Skip to main content

Story: Picnics and barbecues

Community picnics in the 19th and early 20th centuries were major social events. Special trains were laid on, people dressed in their finery and there was entertainment for all. Later, private car ownership meant picnics became a more low-key affair.

Story by Peter Clayworth
Main image: Rotary Club picnic, Kaiaua, 1966

Story Summary

All images & media in this story

Picnics, 1800s to 1920s

Picnics are meals eaten outside for recreation. In colonial New Zealand, family and community picnics were popular. Most wage workers only had Sunday off, and were sometimes criticised by devout churchgoers for picnicking on Sundays.

The ‘picnic season’ was from November to May, with picnics often held on public holidays. Community picnics were major events, involving sports, games and people dressing up in their best clothes. Many organisations and workplaces held annual picnics, and some unions negotiated an annual picnic day for workers. From 1877 there were regular picnic excursion trains on public holidays. Labour Day picnics attracted huge crowds.
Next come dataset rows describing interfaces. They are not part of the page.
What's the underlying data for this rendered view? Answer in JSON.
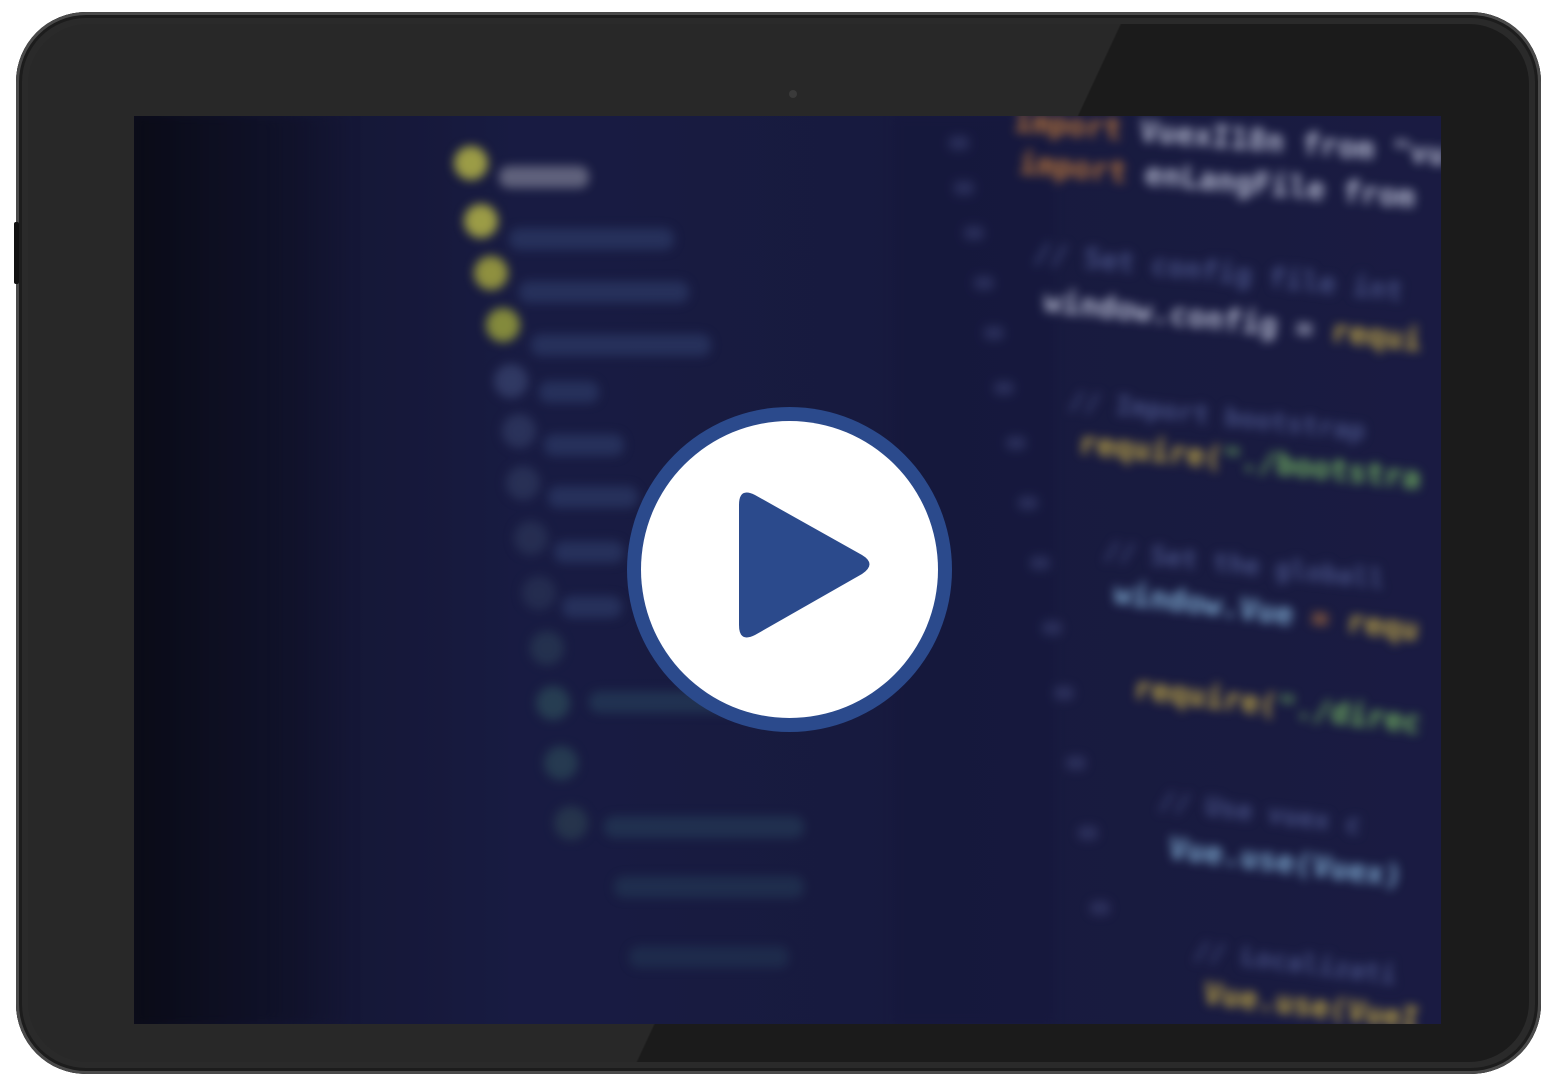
{
  "screen": {
    "code_lines": [
      {
        "tokens": [
          {
            "text": "import ",
            "tone": "orange"
          },
          {
            "text": "VuexI18n",
            "tone": "white"
          },
          {
            "text": " from ",
            "tone": "white"
          },
          {
            "text": "\"vu",
            "tone": "white"
          }
        ]
      },
      {
        "tokens": [
          {
            "text": "import ",
            "tone": "orange"
          },
          {
            "text": "enLangFile",
            "tone": "white"
          },
          {
            "text": " from",
            "tone": "white"
          }
        ]
      },
      {
        "tokens": [
          {
            "text": "// Set config file int",
            "tone": "gray"
          }
        ]
      },
      {
        "tokens": [
          {
            "text": "window.config",
            "tone": "white"
          },
          {
            "text": " = ",
            "tone": "white"
          },
          {
            "text": "requi",
            "tone": "yellow"
          }
        ]
      },
      {
        "tokens": [
          {
            "text": "// Import bootstrap",
            "tone": "gray"
          }
        ]
      },
      {
        "tokens": [
          {
            "text": "require(",
            "tone": "yellow"
          },
          {
            "text": "\"./bootstra",
            "tone": "green"
          }
        ]
      },
      {
        "tokens": [
          {
            "text": "// Set the globall",
            "tone": "gray"
          }
        ]
      },
      {
        "tokens": [
          {
            "text": "window.Vue",
            "tone": "cyan"
          },
          {
            "text": " = ",
            "tone": "orange"
          },
          {
            "text": "requ",
            "tone": "yellow"
          }
        ]
      },
      {
        "tokens": [
          {
            "text": "require(",
            "tone": "yellow"
          },
          {
            "text": "\"./direc",
            "tone": "green"
          }
        ]
      },
      {
        "tokens": [
          {
            "text": "// Use vuex c",
            "tone": "gray"
          }
        ]
      },
      {
        "tokens": [
          {
            "text": "Vue.use(Vuex)",
            "tone": "cyan"
          }
        ]
      },
      {
        "tokens": [
          {
            "text": "// Localizati",
            "tone": "gray"
          }
        ]
      },
      {
        "tokens": [
          {
            "text": "Vue.use(VueI",
            "tone": "yellow"
          }
        ]
      }
    ]
  },
  "player": {
    "play_button_label": "Play video",
    "accent_color": "#2b4a8c"
  },
  "colors": {
    "bezel": "#2a2a2a",
    "screen_bg": "#1a1d45"
  }
}
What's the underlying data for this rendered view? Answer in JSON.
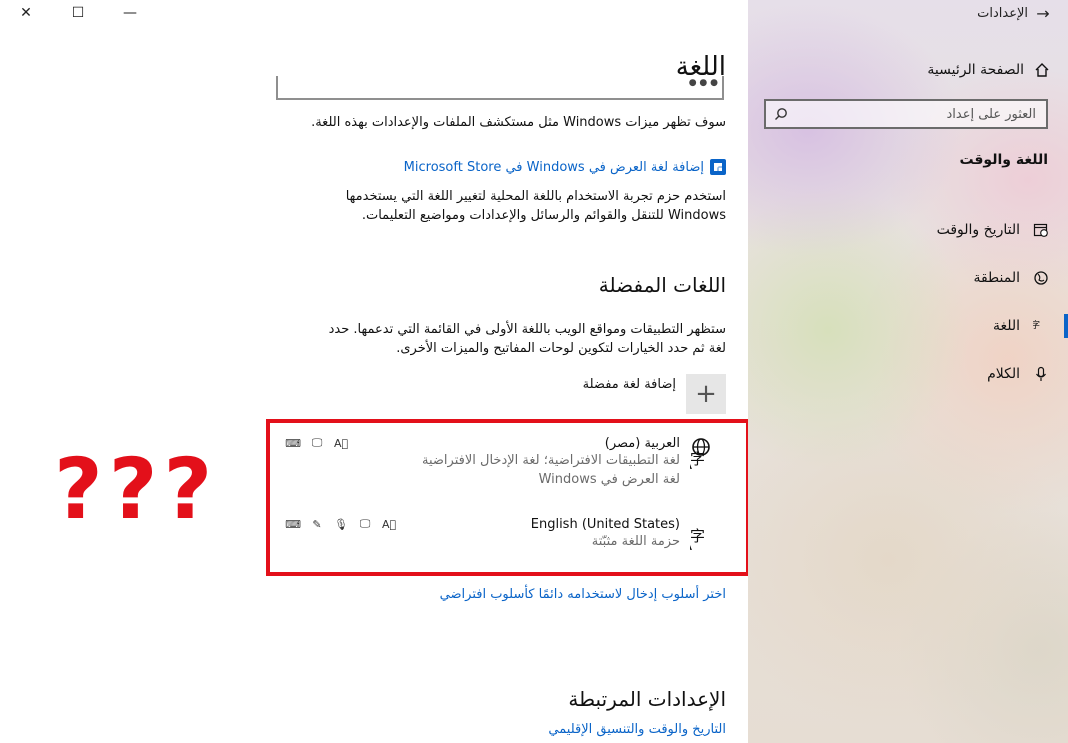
{
  "window": {
    "title": "الإعدادات",
    "close_glyph": "✕",
    "maximize_glyph": "☐",
    "minimize_glyph": "—"
  },
  "sidebar": {
    "home_label": "الصفحة الرئيسية",
    "search_placeholder": "العثور على إعداد",
    "section_title": "اللغة والوقت",
    "items": [
      {
        "label": "التاريخ والوقت",
        "icon": "calendar-clock-icon"
      },
      {
        "label": "المنطقة",
        "icon": "globe-region-icon"
      },
      {
        "label": "اللغة",
        "icon": "language-icon",
        "active": true
      },
      {
        "label": "الكلام",
        "icon": "microphone-icon"
      }
    ]
  },
  "main": {
    "title": "اللغة",
    "dropdown_partial_text": "● ● ●",
    "windows_features_note": "سوف تظهر ميزات Windows مثل مستكشف الملفات والإعدادات بهذه اللغة.",
    "store_link": "إضافة لغة العرض في Windows في Microsoft Store",
    "lxp_note_line1": "استخدم حزم تجربة الاستخدام باللغة المحلية لتغيير اللغة التي يستخدمها",
    "lxp_note_line2": "Windows للتنقل والقوائم والرسائل والإعدادات ومواضيع التعليمات.",
    "preferred_title": "اللغات المفضلة",
    "preferred_desc_line1": "ستظهر التطبيقات ومواقع الويب باللغة الأولى في القائمة التي تدعمها. حدد",
    "preferred_desc_line2": "لغة ثم حدد الخيارات لتكوين لوحات المفاتيح والميزات الأخرى.",
    "add_language_label": "إضافة لغة مفضلة",
    "languages": [
      {
        "name": "العربية (مصر)",
        "sub1": "لغة التطبيقات الافتراضية؛ لغة الإدخال الافتراضية",
        "sub2": "لغة العرض في Windows",
        "features": [
          "keyboard-icon",
          "display-icon",
          "text-translate-icon"
        ]
      },
      {
        "name": "English (United States)",
        "sub1": "حزمة اللغة مثبّتة",
        "features": [
          "keyboard-icon",
          "handwriting-icon",
          "speech-icon",
          "display-icon",
          "text-translate-icon"
        ]
      }
    ],
    "input_method_link": "اختر أسلوب إدخال لاستخدامه دائمًا كأسلوب افتراضي",
    "related_title": "الإعدادات المرتبطة",
    "related_link": "التاريخ والوقت والتنسيق الإقليمي"
  },
  "annotation": {
    "question_marks": "???",
    "color": "#e3101a"
  },
  "colors": {
    "accent": "#0a64c8",
    "highlight_border": "#e3101a"
  }
}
Car ownership and Sunday drives

As car ownership increased from the 1920s, Sunday drives became popular. Families had more choice over places and times for picnics. From 1945 most New Zealanders had a two-day weekend, so family picnics became common. There were fewer large community picnics. In the 2000s New Zealanders still enjoyed picnicking, but picnics were no longer a major recreational activity.

Picnic spots
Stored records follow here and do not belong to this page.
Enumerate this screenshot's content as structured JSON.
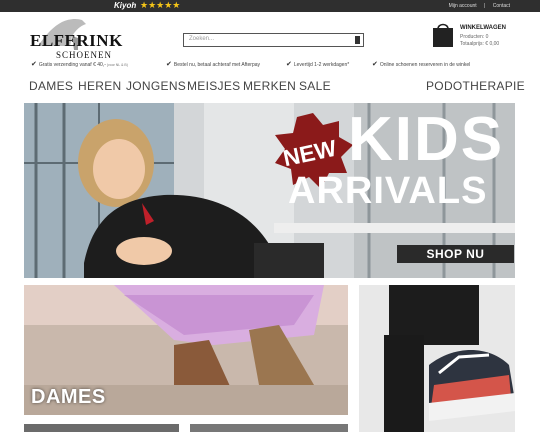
{
  "topbar": {
    "kiyoh_label": "Kiyoh",
    "stars": "★★★★★",
    "links": [
      "Mijn account",
      "|",
      "Contact"
    ]
  },
  "logo": {
    "line1": "ELFERINK",
    "line2": "SCHOENEN"
  },
  "search": {
    "placeholder": "Zoeken..."
  },
  "cart": {
    "title": "WINKELWAGEN",
    "products": "Producten: 0",
    "total": "Totaalprijs: € 0,00",
    "icon": "shopping-bag-icon"
  },
  "usps": [
    {
      "text": "Gratis verzending vanaf € 40,-",
      "small": " (voor NL & B)"
    },
    {
      "text": "Bestel nu, betaal achteraf met Afterpay",
      "small": ""
    },
    {
      "text": "Levertijd 1-2 werkdagen*",
      "small": ""
    },
    {
      "text": "Online schoenen reserveren in de winkel",
      "small": ""
    }
  ],
  "nav": {
    "items": [
      "DAMES",
      "HEREN",
      "JONGENS",
      "MEISJES",
      "MERKEN",
      "SALE"
    ],
    "right": "PODOTHERAPIE"
  },
  "hero": {
    "new": "NEW",
    "kids": "KIDS",
    "arrivals": "ARRIVALS",
    "cta": "SHOP NU"
  },
  "tiles": {
    "dames": "DAMES"
  },
  "colors": {
    "topbar": "#2f2f2f",
    "badge": "#8b1a1a",
    "cta": "#2a2a2a",
    "star": "#f5c518"
  }
}
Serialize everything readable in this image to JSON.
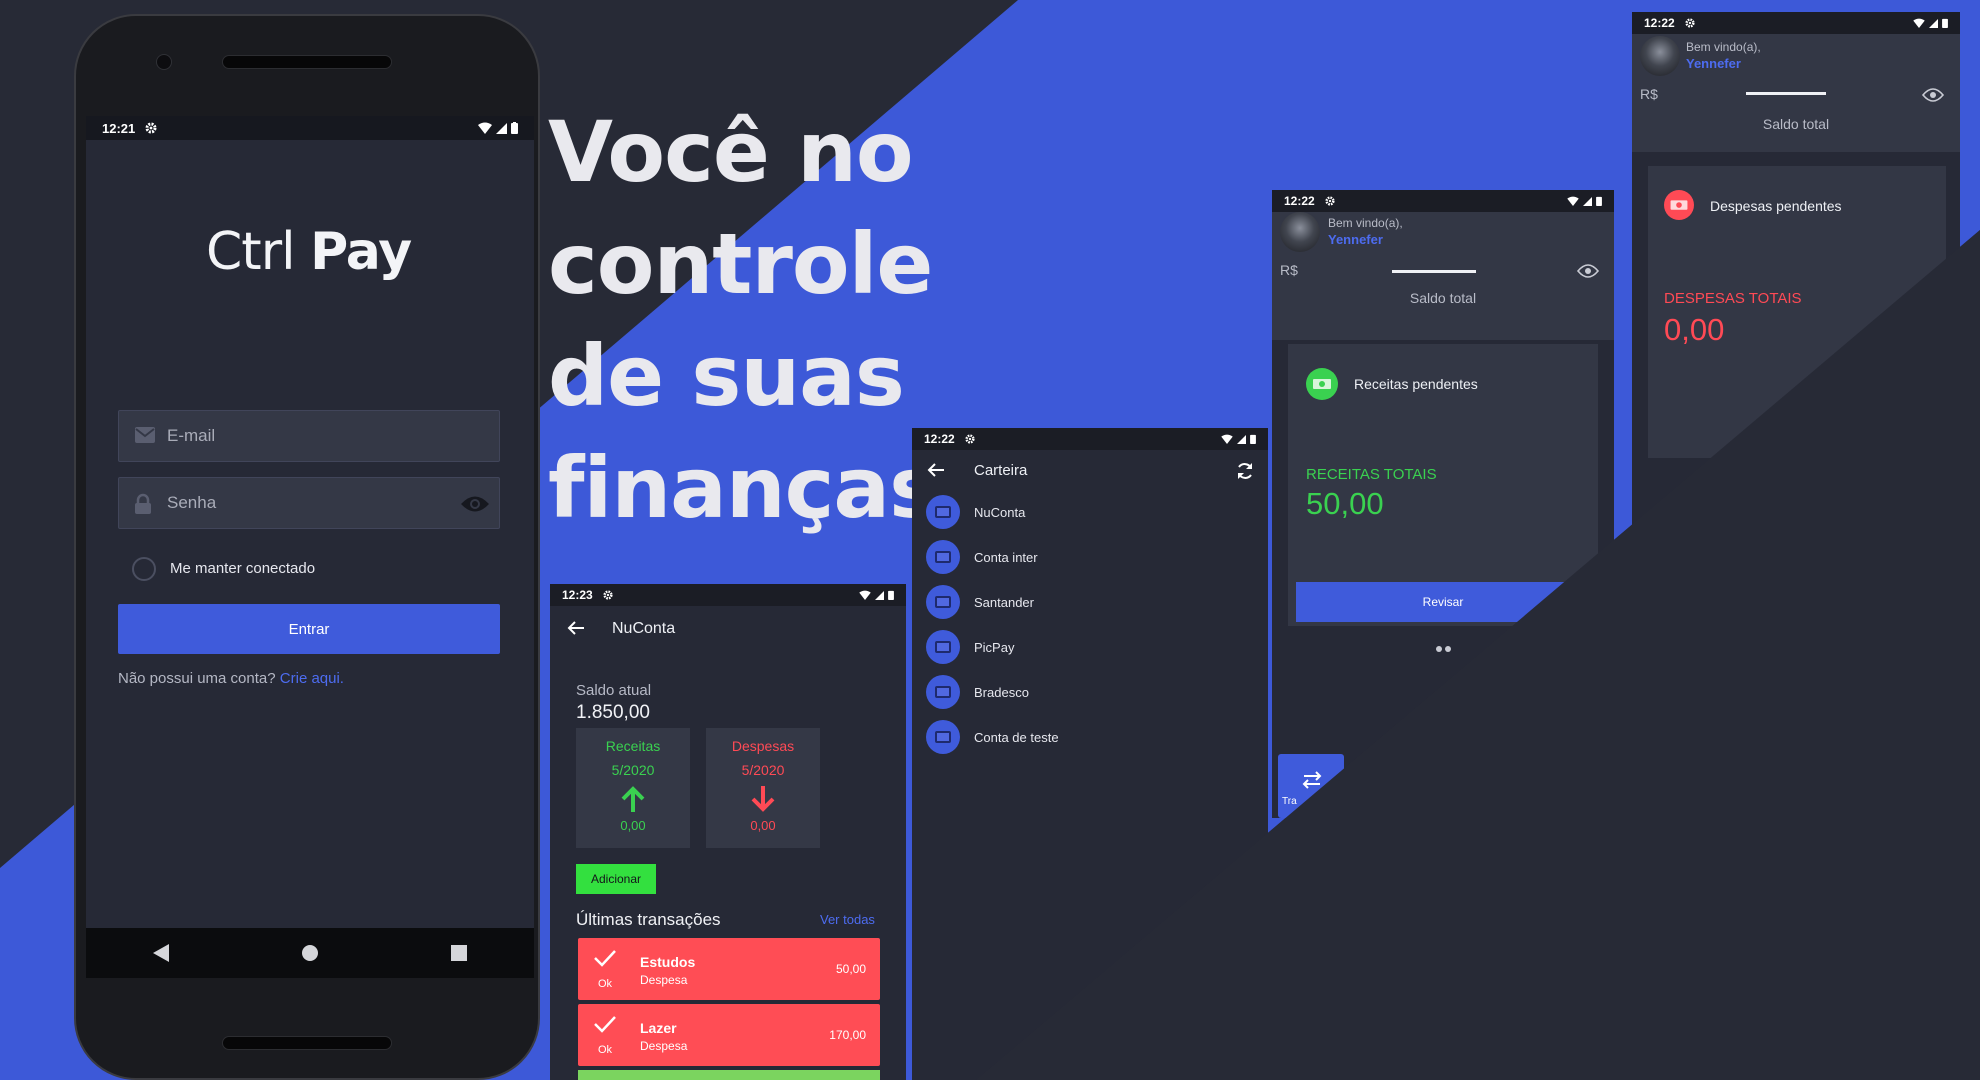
{
  "headline": {
    "line1": "Você no controle",
    "line2": "de suas finanças!"
  },
  "colors": {
    "accent": "#3f5bdb",
    "green": "#3ad150",
    "red": "#ff4a55",
    "bg": "#272a36"
  },
  "login": {
    "time": "12:21",
    "logo_ctrl": "Ctrl",
    "logo_pay": "Pay",
    "email_placeholder": "E-mail",
    "password_placeholder": "Senha",
    "keep_connected": "Me manter conectado",
    "enter": "Entrar",
    "no_account": "Não possui uma conta?",
    "create_here": "Crie aqui."
  },
  "nuconta": {
    "time": "12:23",
    "title": "NuConta",
    "balance_label": "Saldo atual",
    "balance": "1.850,00",
    "income": {
      "label": "Receitas",
      "period": "5/2020",
      "value": "0,00"
    },
    "expense": {
      "label": "Despesas",
      "period": "5/2020",
      "value": "0,00"
    },
    "add": "Adicionar",
    "last_transactions": "Últimas transações",
    "see_all": "Ver todas",
    "transactions": [
      {
        "title": "Estudos",
        "type": "Despesa",
        "value": "50,00",
        "status": "Ok"
      },
      {
        "title": "Lazer",
        "type": "Despesa",
        "value": "170,00",
        "status": "Ok"
      }
    ]
  },
  "wallet": {
    "time": "12:22",
    "title": "Carteira",
    "accounts": [
      "NuConta",
      "Conta inter",
      "Santander",
      "PicPay",
      "Bradesco",
      "Conta de teste"
    ]
  },
  "dashboard1": {
    "time": "12:22",
    "welcome": "Bem vindo(a),",
    "user": "Yennefer",
    "currency": "R$",
    "total_label": "Saldo total",
    "card_title": "Receitas pendentes",
    "total_income_label": "RECEITAS TOTAIS",
    "total_income": "50,00",
    "review": "Revisar",
    "transfer_short": "Tra"
  },
  "dashboard2": {
    "time": "12:22",
    "welcome": "Bem vindo(a),",
    "user": "Yennefer",
    "currency": "R$",
    "total_label": "Saldo total",
    "card_title": "Despesas pendentes",
    "total_expense_label": "DESPESAS TOTAIS",
    "total_expense": "0,00"
  }
}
In colonial times, picnics were simply held in farm paddocks or parks – or sometimes by rivers, lakes or the sea. Local councils set aside some areas as picnic reserves. City dwellers had favourite spots for getting away from town, and some sites were set up with tables, seating and fireplaces.

Picnic food

Nineteenth-century picnickers ate cold meat, pies, cakes, sandwiches and sausage rolls, and cooked chops and potatoes on open fires. At the beach people collected shellfish. Community picnics sometimes involved roast oxen, or hāngī put on by local Māori. Tea was brewed over a fire, or from the 1930s water was heated in a thermette – a water container with a funnel for lighting a fire. Cold drinks were kept cool in buckets of ice – or, from the 1960s, in a chilly bin.

Barbecues

A barbecue is an outdoor meal (usually meat) cooked quickly over charcoal or gas, often in the host’s backyard. Barbecues became popular in the later 20th century, and garden designs included special areas for barbecuing. Barbecue cooking is often done by men.

How to cite this page:

Peter Clayworth, 'Picnics and barbecues', Te Ara - the Encyclopedia of New Zealand, http://www.TeAra.govt.nz/en/picnics-and-barbecues (accessed 24 April 2018)

Story by Peter Clayworth, published 5 Sep 2013